The Syrian government’s use of torture and enforced disappearance as a means to crush dissent dates back decades. Amnesty cited research it had conducted back in 1987, when Hafez Assad – father of current regime leader Bashar al Assad – was in power, which documented some of the same torture techniques which are reported to still be in use today.
Hafez Assad’s regime is thought to be responsible for the disappearance of about 15,000 political prisoners from 1980 until his death in 2000, usually referred to as spies, Communists and members of the outlawed Muslim Brotherhood.
But if the numbers Amnesty has reported are correct – calling its estimate of 17,723 disappeared since 2011 “conservative” – then Bashar Assad will have far surpassed his predecessor in suppressing his domestic opponents.
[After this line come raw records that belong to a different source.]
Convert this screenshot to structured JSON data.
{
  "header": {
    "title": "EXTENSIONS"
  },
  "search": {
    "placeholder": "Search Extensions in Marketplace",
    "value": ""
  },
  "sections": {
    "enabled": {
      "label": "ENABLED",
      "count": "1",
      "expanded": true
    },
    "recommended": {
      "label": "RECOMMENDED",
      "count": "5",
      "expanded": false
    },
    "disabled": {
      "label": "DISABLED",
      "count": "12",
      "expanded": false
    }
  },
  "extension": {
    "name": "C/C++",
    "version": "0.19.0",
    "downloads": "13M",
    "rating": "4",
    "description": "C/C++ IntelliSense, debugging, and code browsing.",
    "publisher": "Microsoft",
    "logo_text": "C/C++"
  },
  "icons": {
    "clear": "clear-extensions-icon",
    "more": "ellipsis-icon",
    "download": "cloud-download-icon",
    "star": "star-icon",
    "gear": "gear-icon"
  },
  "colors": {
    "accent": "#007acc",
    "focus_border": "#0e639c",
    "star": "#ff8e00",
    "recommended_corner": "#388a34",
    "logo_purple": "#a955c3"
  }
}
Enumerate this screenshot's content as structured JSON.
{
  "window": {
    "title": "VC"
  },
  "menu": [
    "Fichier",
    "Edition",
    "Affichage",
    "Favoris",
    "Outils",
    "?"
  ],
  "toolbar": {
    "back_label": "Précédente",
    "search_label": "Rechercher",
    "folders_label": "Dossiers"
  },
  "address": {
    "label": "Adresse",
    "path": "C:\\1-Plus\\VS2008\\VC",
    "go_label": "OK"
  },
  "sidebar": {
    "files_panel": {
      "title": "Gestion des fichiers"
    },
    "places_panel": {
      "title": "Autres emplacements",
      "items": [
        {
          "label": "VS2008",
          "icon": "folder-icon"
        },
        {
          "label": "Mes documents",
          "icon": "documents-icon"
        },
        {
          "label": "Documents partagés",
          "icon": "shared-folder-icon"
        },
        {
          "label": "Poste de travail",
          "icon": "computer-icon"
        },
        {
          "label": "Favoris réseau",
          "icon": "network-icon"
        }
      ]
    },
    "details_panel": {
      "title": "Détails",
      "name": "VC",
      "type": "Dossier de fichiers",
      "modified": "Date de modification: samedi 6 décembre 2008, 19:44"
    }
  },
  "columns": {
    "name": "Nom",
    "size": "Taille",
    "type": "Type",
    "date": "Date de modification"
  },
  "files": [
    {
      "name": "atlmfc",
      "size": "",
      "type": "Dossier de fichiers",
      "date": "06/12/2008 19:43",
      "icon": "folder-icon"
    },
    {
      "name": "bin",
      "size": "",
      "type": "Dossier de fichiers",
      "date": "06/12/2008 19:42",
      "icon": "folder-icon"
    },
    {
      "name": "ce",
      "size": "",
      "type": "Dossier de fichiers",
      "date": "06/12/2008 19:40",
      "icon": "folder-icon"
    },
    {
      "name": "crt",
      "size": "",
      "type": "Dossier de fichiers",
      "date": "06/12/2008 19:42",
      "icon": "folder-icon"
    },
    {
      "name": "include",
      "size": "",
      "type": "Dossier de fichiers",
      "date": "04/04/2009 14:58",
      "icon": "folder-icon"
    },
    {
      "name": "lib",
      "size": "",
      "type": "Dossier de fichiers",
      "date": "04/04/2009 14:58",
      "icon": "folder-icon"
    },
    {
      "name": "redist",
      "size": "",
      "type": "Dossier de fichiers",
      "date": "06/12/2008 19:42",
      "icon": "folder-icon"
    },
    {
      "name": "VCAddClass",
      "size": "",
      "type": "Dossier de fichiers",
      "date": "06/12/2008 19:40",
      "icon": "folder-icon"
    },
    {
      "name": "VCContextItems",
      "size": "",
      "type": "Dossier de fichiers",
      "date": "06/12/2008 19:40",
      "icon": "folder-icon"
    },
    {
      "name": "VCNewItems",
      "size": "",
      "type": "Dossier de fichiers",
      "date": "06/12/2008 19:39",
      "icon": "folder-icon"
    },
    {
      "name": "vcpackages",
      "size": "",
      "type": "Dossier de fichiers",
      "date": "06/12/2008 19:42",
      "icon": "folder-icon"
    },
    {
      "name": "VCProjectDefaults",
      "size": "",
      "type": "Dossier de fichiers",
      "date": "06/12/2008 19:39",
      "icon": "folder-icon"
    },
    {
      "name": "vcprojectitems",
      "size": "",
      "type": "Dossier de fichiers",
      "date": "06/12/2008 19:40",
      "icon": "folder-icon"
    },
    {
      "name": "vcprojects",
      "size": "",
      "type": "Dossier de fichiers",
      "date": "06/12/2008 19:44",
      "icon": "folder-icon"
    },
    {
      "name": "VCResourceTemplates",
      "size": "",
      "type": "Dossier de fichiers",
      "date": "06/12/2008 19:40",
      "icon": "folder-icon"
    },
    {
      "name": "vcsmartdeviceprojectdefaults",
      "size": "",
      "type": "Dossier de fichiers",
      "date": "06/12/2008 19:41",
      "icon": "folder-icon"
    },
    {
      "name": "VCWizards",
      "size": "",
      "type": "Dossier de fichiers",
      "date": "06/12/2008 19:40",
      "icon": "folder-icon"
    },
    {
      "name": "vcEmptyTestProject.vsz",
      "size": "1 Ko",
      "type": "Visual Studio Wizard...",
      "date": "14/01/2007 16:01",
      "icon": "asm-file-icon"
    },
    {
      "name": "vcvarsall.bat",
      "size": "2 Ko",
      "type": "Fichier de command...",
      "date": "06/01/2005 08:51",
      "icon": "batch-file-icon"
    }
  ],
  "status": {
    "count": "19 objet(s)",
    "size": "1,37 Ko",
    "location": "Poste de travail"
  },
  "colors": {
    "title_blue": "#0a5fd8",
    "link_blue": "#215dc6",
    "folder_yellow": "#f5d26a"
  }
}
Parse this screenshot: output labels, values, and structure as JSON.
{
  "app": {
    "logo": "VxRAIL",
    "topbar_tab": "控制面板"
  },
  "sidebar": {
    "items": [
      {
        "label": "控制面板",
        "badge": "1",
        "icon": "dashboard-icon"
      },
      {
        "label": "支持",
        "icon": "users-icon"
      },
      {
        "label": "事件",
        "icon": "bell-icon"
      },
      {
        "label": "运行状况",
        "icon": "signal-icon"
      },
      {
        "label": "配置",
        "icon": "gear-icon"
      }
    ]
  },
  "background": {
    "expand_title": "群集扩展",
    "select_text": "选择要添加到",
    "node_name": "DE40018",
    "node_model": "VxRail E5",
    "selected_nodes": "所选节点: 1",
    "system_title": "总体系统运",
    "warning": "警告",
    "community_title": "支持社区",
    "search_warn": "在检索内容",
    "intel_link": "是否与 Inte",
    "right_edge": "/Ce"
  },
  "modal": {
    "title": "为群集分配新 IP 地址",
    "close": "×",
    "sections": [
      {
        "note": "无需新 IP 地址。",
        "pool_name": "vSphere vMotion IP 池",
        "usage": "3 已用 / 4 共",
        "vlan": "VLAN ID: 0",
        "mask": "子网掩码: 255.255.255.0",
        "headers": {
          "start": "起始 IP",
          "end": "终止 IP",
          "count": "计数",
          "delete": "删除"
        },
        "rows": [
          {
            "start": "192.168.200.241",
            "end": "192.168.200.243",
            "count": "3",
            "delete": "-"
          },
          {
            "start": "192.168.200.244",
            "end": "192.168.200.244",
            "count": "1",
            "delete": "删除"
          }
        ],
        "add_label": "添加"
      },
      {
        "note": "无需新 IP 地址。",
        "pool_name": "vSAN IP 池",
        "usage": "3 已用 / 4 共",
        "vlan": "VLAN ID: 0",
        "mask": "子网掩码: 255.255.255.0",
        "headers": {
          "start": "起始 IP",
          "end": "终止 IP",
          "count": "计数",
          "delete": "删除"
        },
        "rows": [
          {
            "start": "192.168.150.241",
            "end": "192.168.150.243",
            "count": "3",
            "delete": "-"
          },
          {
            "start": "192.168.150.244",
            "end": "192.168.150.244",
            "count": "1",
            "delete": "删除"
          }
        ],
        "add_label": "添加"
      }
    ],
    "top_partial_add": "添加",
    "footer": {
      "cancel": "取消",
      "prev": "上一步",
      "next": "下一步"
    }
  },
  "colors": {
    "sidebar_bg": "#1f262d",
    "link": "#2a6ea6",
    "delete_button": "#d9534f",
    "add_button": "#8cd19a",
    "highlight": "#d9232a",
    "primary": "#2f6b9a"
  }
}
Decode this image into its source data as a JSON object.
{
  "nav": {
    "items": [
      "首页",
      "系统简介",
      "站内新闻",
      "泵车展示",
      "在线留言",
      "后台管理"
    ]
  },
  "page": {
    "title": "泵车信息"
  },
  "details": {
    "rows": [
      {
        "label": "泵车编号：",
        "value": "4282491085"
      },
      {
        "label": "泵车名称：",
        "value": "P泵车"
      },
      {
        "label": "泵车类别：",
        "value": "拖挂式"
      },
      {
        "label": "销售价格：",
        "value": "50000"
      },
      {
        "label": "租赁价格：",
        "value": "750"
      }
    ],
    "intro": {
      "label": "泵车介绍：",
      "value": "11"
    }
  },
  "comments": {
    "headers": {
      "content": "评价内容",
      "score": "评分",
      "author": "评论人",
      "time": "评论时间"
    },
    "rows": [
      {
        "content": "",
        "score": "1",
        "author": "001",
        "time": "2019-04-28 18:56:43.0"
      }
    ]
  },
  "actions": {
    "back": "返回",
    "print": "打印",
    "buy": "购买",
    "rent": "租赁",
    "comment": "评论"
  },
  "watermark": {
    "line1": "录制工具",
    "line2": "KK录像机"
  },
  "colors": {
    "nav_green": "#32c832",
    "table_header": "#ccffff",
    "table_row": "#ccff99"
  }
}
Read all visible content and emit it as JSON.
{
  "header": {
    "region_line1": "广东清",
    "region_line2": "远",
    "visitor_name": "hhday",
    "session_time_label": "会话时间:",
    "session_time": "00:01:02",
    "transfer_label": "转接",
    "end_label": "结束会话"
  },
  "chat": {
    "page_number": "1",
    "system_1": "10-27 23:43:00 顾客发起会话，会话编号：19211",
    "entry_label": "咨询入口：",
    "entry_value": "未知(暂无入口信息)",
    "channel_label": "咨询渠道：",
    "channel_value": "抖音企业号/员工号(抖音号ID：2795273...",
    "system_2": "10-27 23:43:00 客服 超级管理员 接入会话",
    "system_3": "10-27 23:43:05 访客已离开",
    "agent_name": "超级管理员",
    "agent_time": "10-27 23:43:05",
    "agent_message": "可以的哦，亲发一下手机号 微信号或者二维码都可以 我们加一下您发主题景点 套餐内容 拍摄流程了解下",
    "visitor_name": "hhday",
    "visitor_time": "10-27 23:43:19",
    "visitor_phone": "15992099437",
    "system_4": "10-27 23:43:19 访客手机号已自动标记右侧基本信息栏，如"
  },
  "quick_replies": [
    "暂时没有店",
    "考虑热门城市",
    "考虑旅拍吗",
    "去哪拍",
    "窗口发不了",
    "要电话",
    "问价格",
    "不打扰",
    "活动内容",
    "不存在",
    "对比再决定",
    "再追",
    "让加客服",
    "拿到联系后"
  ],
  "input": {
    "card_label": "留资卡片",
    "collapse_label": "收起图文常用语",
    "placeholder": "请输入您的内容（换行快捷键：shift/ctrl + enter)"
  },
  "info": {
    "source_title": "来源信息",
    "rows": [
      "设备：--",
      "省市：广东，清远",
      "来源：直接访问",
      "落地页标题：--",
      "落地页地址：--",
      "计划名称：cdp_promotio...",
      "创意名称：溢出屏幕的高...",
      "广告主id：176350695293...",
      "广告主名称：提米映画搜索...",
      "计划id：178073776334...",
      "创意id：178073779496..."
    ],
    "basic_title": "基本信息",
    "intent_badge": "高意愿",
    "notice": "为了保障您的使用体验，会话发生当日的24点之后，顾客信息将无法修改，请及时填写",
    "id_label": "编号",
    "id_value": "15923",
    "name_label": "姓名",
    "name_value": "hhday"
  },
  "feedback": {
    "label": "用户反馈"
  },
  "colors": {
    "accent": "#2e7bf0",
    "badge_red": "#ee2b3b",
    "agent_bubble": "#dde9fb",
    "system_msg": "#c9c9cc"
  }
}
Prisoners were tortured into making false confessions
Yahya – not his real name – told Amnesty researchers that he was only 16-years-old when he was brought before a judge in the military field court. Officials told Yahya that the man in the photo was an accomplice to the crime with which he had been charged.
“I said I didn’t know who it was, and that I confessed under torture.
Then the judge told me, ‘You carried the weapon.’
I told him ‘no, I could not – I was under age. I was 14 or 15 years old at that time. ‘
He told me, ‘Come and put your fingerprint.’ I didn’t know what the papers that I stamped said.”
“For everybody – without exception – the confession was given under torture,” a former Sednaya Prison official told Amnesty researchers. “Of course, they torture people so that they confess to a higher charge,” the former official said.
The Syrian government has yet to respond
Amnesty says they have been trying to access prisons to observe the conditions since 2011 – but Syrian authorities have never responded for comment.